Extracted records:
--------------------------------

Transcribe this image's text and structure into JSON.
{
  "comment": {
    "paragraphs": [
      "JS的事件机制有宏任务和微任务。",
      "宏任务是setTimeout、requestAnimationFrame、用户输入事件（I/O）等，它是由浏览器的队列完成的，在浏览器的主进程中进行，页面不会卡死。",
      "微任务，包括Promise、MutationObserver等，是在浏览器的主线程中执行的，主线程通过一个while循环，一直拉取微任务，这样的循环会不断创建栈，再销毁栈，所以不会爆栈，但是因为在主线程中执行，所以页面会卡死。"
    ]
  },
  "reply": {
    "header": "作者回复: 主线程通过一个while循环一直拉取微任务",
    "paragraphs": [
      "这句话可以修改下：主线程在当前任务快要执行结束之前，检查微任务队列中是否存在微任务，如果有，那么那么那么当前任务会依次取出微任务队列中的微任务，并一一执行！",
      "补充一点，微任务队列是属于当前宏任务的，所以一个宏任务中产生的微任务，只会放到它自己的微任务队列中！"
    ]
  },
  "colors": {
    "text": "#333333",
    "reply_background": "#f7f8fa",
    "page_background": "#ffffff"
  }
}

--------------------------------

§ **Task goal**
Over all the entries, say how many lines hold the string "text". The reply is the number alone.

§ **Exercise answer**
2